- Athletes are all out of their damn minds. This is the thought that occurs to me around mile 14 every time I have to pass a mile 14. The World Cup happened during my marathon training, as did the majority of this season’s “So You Think You Can Dance,” so I’ve meanwhile been watching incredibly fit people doing incredible things with their bodies. The amount of work I’ve put into just being able to run a 12:30 pace over 18 miles has been INSANE. The amount of bodily pain I’ve been in is like nothing else I’ve ever experienced. Athletes, what are you THINKING?! You have other options! Also, good on you, I aspire to your level of agility and strength. And really, I have started to very much look forward to my runs, which I never thought I’d do.
- If you’re a beginner, really, the fact that you’re even getting through training is impressive. I’ve missed, I think, three-and-a-half of my short runs. This past weekend, I accidentally (truly accidentally — my mapping app lied to me, I was pissed) ran 16 miles instead of 18 and didn’t make up for it. My pace has ranged from an 10:30 average to a 13:30 average, leaning heavily toward around 12:30. I’ve panicked and felt guilty about missing runs, or about being what I guess is “so slow” (although to me it is definitely fast!) and gone onto runner’s forums to see if I’m doing OK, just to get inundated with messages saying that if you miss training runs at all you’re fucked for the marathon, that slow runners are ruining marathons, and on and on — that’s not true. It’s OK to miss runs. I’ve had days when I just DID NOT want to run, and it was my body telling me that I had to rest. The next day, I get up and run and do way better than I expect to.
- There’s a high probability that you will not lose a ton of weight training for a marathon if you don’t have a whole lot to lose in the first place. I have gained weight, possibly because all I want to do when I get done with running is stuff my face full of protein shakes and fruit. And I do mean FULL OF.
- Even if you like exercising alone, having some sort of a buddy system is a good idea. Instead of running on the training team that was offered to me through the charity, I chose to map my own routes and go it alone. But that doesn’t afford me a lot of encouragement, which has been a drag sometimes, so I’ve devised systems: When I need running advice or reassurance that I’m doing OK, I turn to marathoners in my Facebook feed who I know personally instead of elite runners on message boards.

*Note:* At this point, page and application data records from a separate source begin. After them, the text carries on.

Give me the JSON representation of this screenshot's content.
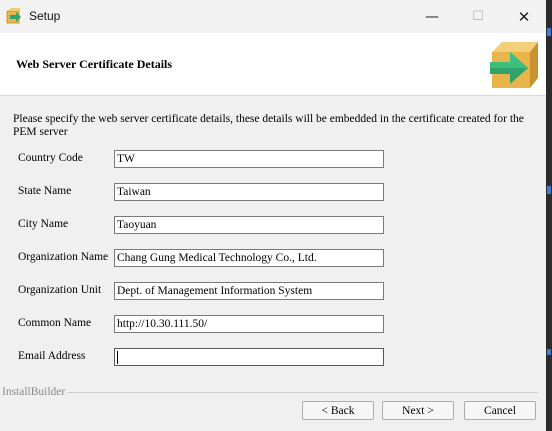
{
  "window": {
    "title": "Setup",
    "minimize_glyph": "—",
    "maximize_glyph": "☐",
    "close_glyph": "✕"
  },
  "header": {
    "title": "Web Server Certificate Details",
    "logo_icon": "installer-box-arrow-icon"
  },
  "description": "Please specify the web server certificate details, these details will be embedded in the certificate created for the PEM server",
  "fields": [
    {
      "label": "Country Code",
      "value": "TW"
    },
    {
      "label": "State Name",
      "value": "Taiwan"
    },
    {
      "label": "City Name",
      "value": "Taoyuan"
    },
    {
      "label": "Organization Name",
      "value": "Chang Gung Medical Technology Co., Ltd."
    },
    {
      "label": "Organization Unit",
      "value": "Dept. of Management Information System"
    },
    {
      "label": "Common Name",
      "value": "http://10.30.111.50/"
    },
    {
      "label": "Email Address",
      "value": ""
    }
  ],
  "footer": {
    "brand": "InstallBuilder",
    "back_label": "< Back",
    "next_label": "Next >",
    "cancel_label": "Cancel"
  },
  "colors": {
    "logo_box": "#e8b54a",
    "logo_arrow": "#2fa36b",
    "window_bg": "#f0f0f0",
    "header_bg": "#ffffff"
  }
}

When I go for my Sunday morning long runs, I ask my friends on to tweet at me or text me during my run so that during my walk intervals I can get a little pick-me-up. Going it totally alone would be mentally defeating.

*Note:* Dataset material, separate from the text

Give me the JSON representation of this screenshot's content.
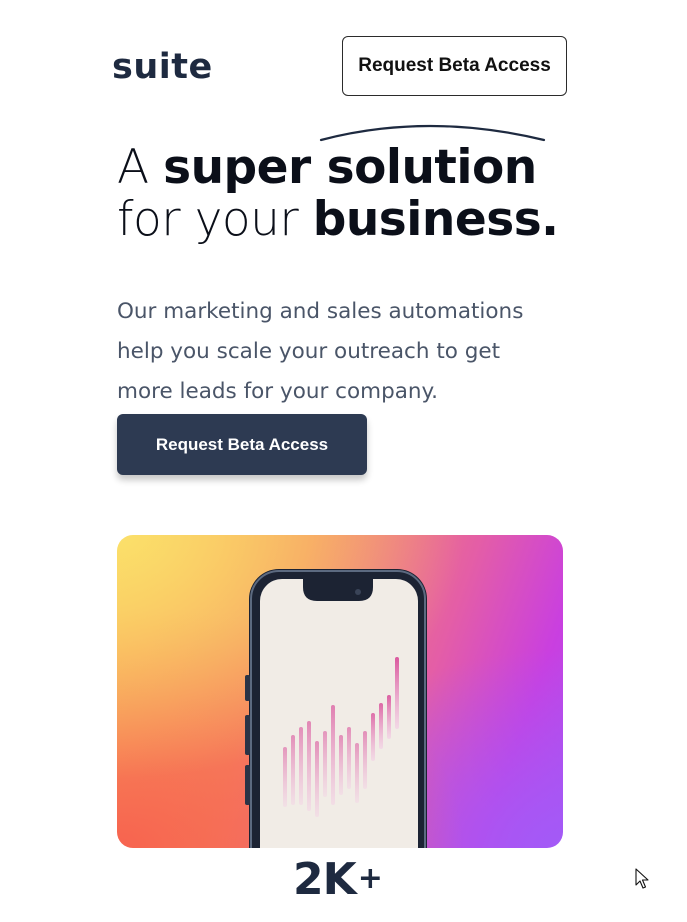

- People actually do learn life lessons from physical activity. I used to think that it was a precious and sentimental lie people told themselves, that the things they did for exercise were so meaningful in their lives (because I can kind of be a judgmental dick in my head). It’s true: My impulsive bet with myself that I could finish a marathon in four months has made me feel like I can do anything, which is a feeling I haven’t had for almost 10 years. I value my tolerance for pain, now. I’m glad to have my lung capacity back because it means I could viably start singing again. I’ve gotten to know my city better. I’ve developed a greater level of productivity and focus. I’m ambitious again for the first time in years. I understand now! The ways we challenge our bodies are analogous to the ways we challenge our minds.